Ghana has been selected as one of the 20 countries to benefit from a regional micro-hydro project to provide technical and financial resources for micro-hydro technology development.
Dr Stephen Duah-Yentumi, Sustainable Development Advisor to the UNDP, said the project forms part of two UNDP regional programmes under a Multi functional platform aimed at providing modern energy to rural communities using the Platform as a decentralising energy source.
A multi functional platform is basically an engine, which provides energy for a variety of end user equipment such as grinding mills and other agro processing machines.
Dr Duah-Yentumi, who was addressing the first stakeholders’ workshop on the Global Village Energy Partnership Project (GVEP) in Accra said the GVEP provided a unique opportunity to put the provision of energy right at the heart of poverty reduction initiatives and to emphasise that without energy the Millennium Development Goals could not be achieved.
He observed that 80 per cent of the thermal energy used for cooking in Ghana was by biomas, mostly charcoal and firewood, and advocated the use of Liquefied Petroleum Gas as alternative to the use of wood fuel.

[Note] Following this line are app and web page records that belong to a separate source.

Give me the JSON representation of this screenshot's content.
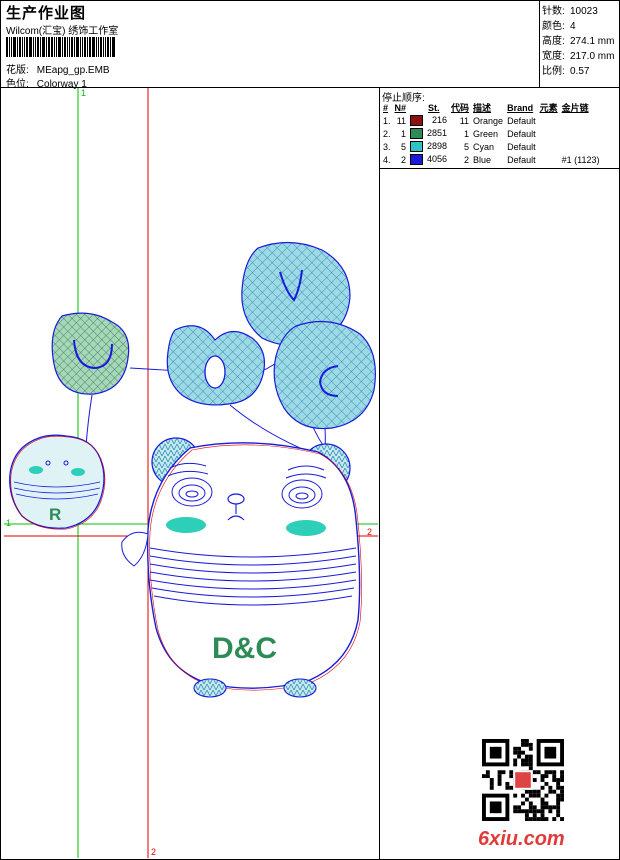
{
  "header": {
    "title": "生产作业图",
    "studio": "Wilcom(汇宝) 绣饰工作室",
    "design_label": "花版:",
    "design_value": "MEapg_gp.EMB",
    "colorway_label": "色位:",
    "colorway_value": "Colorway 1"
  },
  "stats": [
    {
      "label": "针数:",
      "value": "10023"
    },
    {
      "label": "颜色:",
      "value": "4"
    },
    {
      "label": "高度:",
      "value": "274.1 mm"
    },
    {
      "label": "宽度:",
      "value": "217.0 mm"
    },
    {
      "label": "比例:",
      "value": "0.57"
    }
  ],
  "sequence": {
    "title": "停止顺序:",
    "headers": [
      "#",
      "N#",
      "St.",
      "代码",
      "描述",
      "Brand",
      "元素",
      "金片链"
    ],
    "rows": [
      {
        "idx": "1.",
        "n": "11",
        "color": "#8b1010",
        "st": "216",
        "code": "11",
        "desc": "Orange",
        "brand": "Default",
        "elem": "",
        "seq": ""
      },
      {
        "idx": "2.",
        "n": "1",
        "color": "#2e8b57",
        "st": "2851",
        "code": "1",
        "desc": "Green",
        "brand": "Default",
        "elem": "",
        "seq": ""
      },
      {
        "idx": "3.",
        "n": "5",
        "color": "#2ec4c4",
        "st": "2898",
        "code": "5",
        "desc": "Cyan",
        "brand": "Default",
        "elem": "",
        "seq": ""
      },
      {
        "idx": "4.",
        "n": "2",
        "color": "#1a1adc",
        "st": "4056",
        "code": "2",
        "desc": "Blue",
        "brand": "Default",
        "elem": "",
        "seq": "#1 (1123)"
      }
    ]
  },
  "guides": {
    "green_v": "1",
    "green_h": "1",
    "red_v": "2",
    "red_h": "2"
  },
  "artwork": {
    "bear_text": "D&C",
    "small_text": "R"
  },
  "watermark": "6xiu.com",
  "colors": {
    "outline_blue": "#1a1adc",
    "fill_cyan": "#39b8cc",
    "fill_green": "#2e8b57",
    "guide_green": "#00c000",
    "guide_red": "#e00000",
    "cheek": "#2ecfb8"
  }
}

The use of wood-fuel affects negatively women’s health and contributes to the depletion of Ghana’s forest resources.
Representatives from the energy sector: Ministry of Energy, the Council for Scientific and Industrial Research, Ministry of Communications and Technology, the Energy Foundation, the National Development Planning Commission, the SEND Foundation and the United States Agency for International Development, among other participants attended the workshop.
Jointly organised by the Ministry of Energy, the KITE and the United Nations Development Programme, the objective of workshop was to interact with stakeholders to collate inputs to complete the Energy for Poverty Reduction Action Plan in Ghana.
The Action Plan would provide stakeholders with a picture of the selected sectors with respect to their poverty reduction strategy, and the preparation of 10 ready to be implemented project documents.
With the GVEP, Ghana received a framework, which would help better coordinate all on going activities in the field of sustainable energy services for poverty reduction in the country.
The Project aims to develop the analysis, advocacy tool, networking, and bring stakeholders, especially the World Bank and the UNDP together, in a joint effort to ensure access to modern energy services by the rural poor, with the broad objective of poverty reduction.
Ghana became a signatory two months later after the GVEP was launched in August 2002 at the World Summit for Sustainable Development in South Africa.
The GVEP is being implemented by the Kumasi Institute of Technology and Environment (KITE), with stake-holdings by Non Governmental and Community Based Organisations.
Professor Mike Ocquaye, Minister of Energy who opened the workshop said a lot more effort would be required to send electricity to the remaining 50 per cent of the Ghanaian population who did not have access to electricity.
He stated that in spite of significant increase in access to electricity from 23 per cent in 1988 to the current level of over 50 per cent, more resources would be required to make electricity available to the remnant of the population who were probably farther from the national grid.
Prof. Ocquaye, represented by Mr Stanley Barnor, Chief Director of the Ministry said policy goals of wealth creation through accelerated poverty reduction and access to basic social services such as health care, quality education and potable water would be unachievable without adequate and reliable high supply of energy to all sectors of the economy.